Whoa! This belongs to an elephant.
Another killer whale.
More minke whales.
The biggest one is whale obviously. Where does man rank on this chart? That would be all the way on the far, far right as the smallest one. Yup, men rank below dogs, which is the next to last one.
The museum is oddly fascinating at first.
Then after I while, it started feeling weird because these appendages were disassociated with the rest of bodies. They were just weirdly formed things in glass cases. (The upright case on the right is a narwhal's.)
The museum was really quite small so I only spent about half an hour inside.
It used to be located at the college, where the founder taught, then moved to small village and is now located on Laugavegur, a popular shopping street.
Colorful teapots.
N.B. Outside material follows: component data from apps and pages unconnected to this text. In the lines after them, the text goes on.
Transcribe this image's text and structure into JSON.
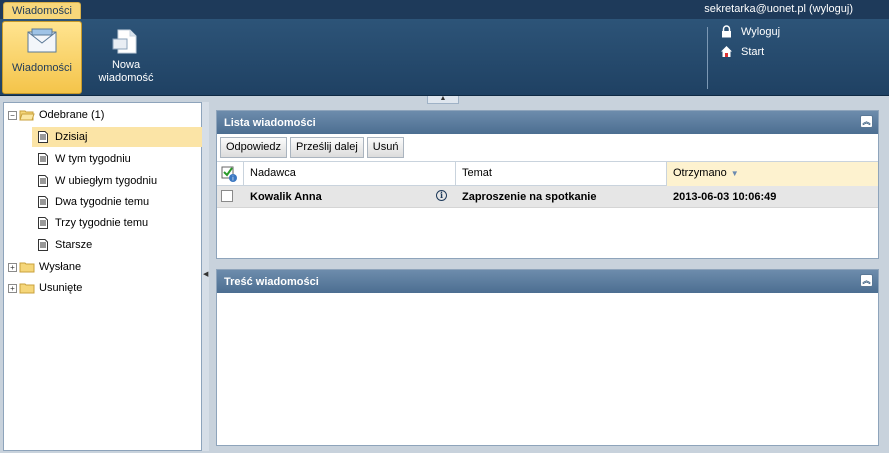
{
  "app": {
    "tab": "Wiadomości",
    "user_status": "sekretarka@uonet.pl (wyloguj)"
  },
  "ribbon": {
    "messages_label": "Wiadomości",
    "new_message_line1": "Nowa",
    "new_message_line2": "wiadomość",
    "logout_label": "Wyloguj",
    "start_label": "Start"
  },
  "tree": {
    "inbox": "Odebrane (1)",
    "today": "Dzisiaj",
    "this_week": "W tym tygodniu",
    "last_week": "W ubiegłym tygodniu",
    "two_weeks": "Dwa tygodnie temu",
    "three_weeks": "Trzy tygodnie temu",
    "older": "Starsze",
    "sent": "Wysłane",
    "deleted": "Usunięte"
  },
  "list_panel": {
    "title": "Lista wiadomości",
    "reply": "Odpowiedz",
    "forward": "Prześlij dalej",
    "delete": "Usuń",
    "columns": {
      "sender": "Nadawca",
      "subject": "Temat",
      "received": "Otrzymano"
    },
    "rows": [
      {
        "sender": "Kowalik Anna",
        "subject": "Zaproszenie na spotkanie",
        "received": "2013-06-03 10:06:49"
      }
    ]
  },
  "content_panel": {
    "title": "Treść wiadomości"
  },
  "colors": {
    "header_dark": "#1e3a5a",
    "accent_yellow": "#f4c44a",
    "panel_header": "#4c6e91"
  }
}
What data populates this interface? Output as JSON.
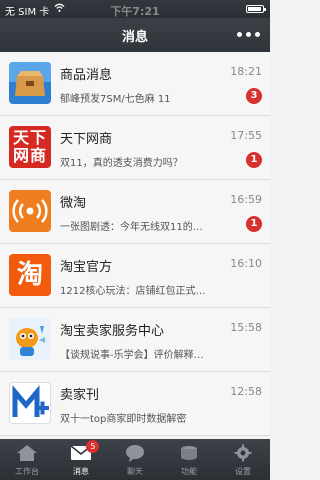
{
  "status": {
    "carrier": "无 SIM 卡",
    "time": "下午7:21"
  },
  "header": {
    "title": "消息"
  },
  "messages": [
    {
      "name": "商品消息",
      "time": "18:21",
      "preview": "郁峰预发7SM/七色麻 11",
      "badge": "3",
      "icon": "package-icon"
    },
    {
      "name": "天下网商",
      "time": "17:55",
      "preview": "双11，真的透支消费力吗？",
      "badge": "1",
      "icon": "tianxia-logo-icon",
      "logo_text": "天下网商"
    },
    {
      "name": "微淘",
      "time": "16:59",
      "preview": "一张图剧透：今年无线双11的…",
      "badge": "1",
      "icon": "broadcast-icon"
    },
    {
      "name": "淘宝官方",
      "time": "16:10",
      "preview": "1212核心玩法：店铺红包正式…",
      "badge": "",
      "icon": "taobao-logo-icon",
      "logo_text": "淘"
    },
    {
      "name": "淘宝卖家服务中心",
      "time": "15:58",
      "preview": "【谈规说事-乐学会】评价解释…",
      "badge": "",
      "icon": "mascot-icon"
    },
    {
      "name": "卖家刊",
      "time": "12:58",
      "preview": "双十一top商家即时数据解密",
      "badge": "",
      "icon": "m-plus-logo-icon"
    }
  ],
  "tabs": [
    {
      "label": "工作台",
      "icon": "workbench-icon",
      "badge": ""
    },
    {
      "label": "消息",
      "icon": "envelope-icon",
      "badge": "5",
      "active": true
    },
    {
      "label": "聊天",
      "icon": "chat-icon",
      "badge": ""
    },
    {
      "label": "功能",
      "icon": "functions-icon",
      "badge": ""
    },
    {
      "label": "设置",
      "icon": "gear-icon",
      "badge": ""
    }
  ],
  "colors": {
    "badge": "#d8302f",
    "bar": "#33383e",
    "accent_orange": "#f07d1f",
    "tianxia_red": "#d42a22",
    "taobao_orange": "#f25a0c",
    "maijiakan_blue": "#1f66c9"
  }
}
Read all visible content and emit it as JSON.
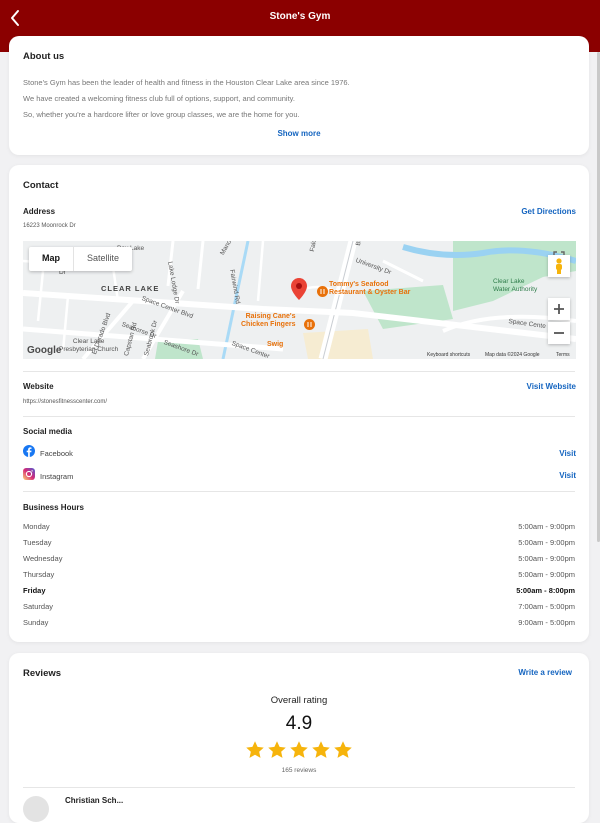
{
  "header": {
    "title": "Stone's Gym"
  },
  "colors": {
    "brand": "#8b0000",
    "link": "#1565c0",
    "star": "#f6b40c"
  },
  "about": {
    "title": "About us",
    "lines": [
      "Stone's Gym has been the leader of health and fitness in the Houston Clear Lake area since 1976.",
      "We have created a welcoming fitness club full of options, support, and community.",
      "So, whether you're a hardcore lifter or love group classes, we are the home for you."
    ],
    "show_more": "Show more"
  },
  "contact": {
    "title": "Contact",
    "address_label": "Address",
    "address": "16223 Moonrock Dr",
    "directions": "Get Directions",
    "map": {
      "tabs": [
        "Map",
        "Satellite"
      ],
      "labels": {
        "clear_lake": "CLEAR LAKE",
        "presbyterian": "Clear Lake\nPresbyterian Church",
        "space_center": "Space Center Blvd",
        "space_center2": "Space Center",
        "space_center3": "Space Cente",
        "seafood": "Tommy's Seafood\nRestaurant & Oyster Bar",
        "canes": "Raising Cane's\nChicken Fingers",
        "swig": "Swig",
        "water": "Clear Lake\nWater Authority",
        "university": "University Dr",
        "el_dorado": "El Dorado Blvd",
        "seahorse": "Seahorse Dr",
        "manor": "Manor Square",
        "lake_ridge": "Lake Ridge",
        "falcon": "Falcon Pass",
        "capstan": "Capstan Rd",
        "seabrook": "Seabrook Dr",
        "seashore": "Seashore Dr",
        "bay_lake": "Bay Lake",
        "lake_lodge": "Lake Lodge Dr",
        "fairwind": "Fairwind Rd",
        "dr": "Dr",
        "bl": "Bl"
      },
      "google": "Google",
      "shortcuts": "Keyboard shortcuts",
      "map_data": "Map data ©2024 Google",
      "terms": "Terms"
    },
    "website_label": "Website",
    "website": "https://stonesfitnesscenter.com/",
    "visit_website": "Visit Website",
    "social_label": "Social media",
    "social": [
      {
        "name": "Facebook",
        "action": "Visit",
        "icon": "facebook-icon"
      },
      {
        "name": "Instagram",
        "action": "Visit",
        "icon": "instagram-icon"
      }
    ],
    "hours_label": "Business Hours",
    "hours": [
      {
        "day": "Monday",
        "time": "5:00am - 9:00pm"
      },
      {
        "day": "Tuesday",
        "time": "5:00am - 9:00pm"
      },
      {
        "day": "Wednesday",
        "time": "5:00am - 9:00pm"
      },
      {
        "day": "Thursday",
        "time": "5:00am - 9:00pm"
      },
      {
        "day": "Friday",
        "time": "5:00am - 8:00pm",
        "today": true
      },
      {
        "day": "Saturday",
        "time": "7:00am - 5:00pm"
      },
      {
        "day": "Sunday",
        "time": "9:00am - 5:00pm"
      }
    ]
  },
  "reviews": {
    "title": "Reviews",
    "write": "Write a review",
    "overall_label": "Overall rating",
    "rating": "4.9",
    "stars": 5,
    "count": "165 reviews",
    "first_reviewer": "Christian Sch..."
  }
}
Quite a contrast to what was on the previous block.
As I walked along Laugavegur, I caught sight of the Sun Voyager sculpture and veered toward the sea.
One final note, as I was writing this post, I looked up the website for the museum to link to it and giggled nonstop over the URL: phallus.is.
I told you! I can't make this stuff up!
All Europe posts can be read in Series: Europe, but I suggest reading the Iceland trip in this order:
Saigon's Bakery and Sandwiches - San Gabriel
Kex Hostel - Reykjavik - Iceland
Blue Lagoon - Grindavik - Iceland
Icelandic Phallological Museum - Reykjavik - Iceland
Sun Voyager - Reykjavik - Iceland
Mid-Atlantic Ridge - Thingvellir National Park - Iceland
Gullfoss (Golden Falls) - Iceland
Great Geysir and Strokkur - Haukadalur - Iceland
Icelandic Kea Skyr Drykkur Mango Astaraldin (Passionfruit)
Jokulsarlon (Glacier Lagoon) - Iceland
Icelandic Phallological Museum
+354 561 6663
11 a.m. to 6 p.m.
Admission: 1,000 ISK. Cash only.
1 year ago today, Vegetarian Shanghai Noodles with Spinach and Onions.
2 years ago today, Lil' Sis Ran the Disneyland Half Marathon.
3 years ago today, lil' sis's afternoon in Downtown Portland - Oregon.
4 years ago today, Banh Dua Nuong (Vietnamese Coconut Tartlets).
5 years ago today, Lavender Biscuits.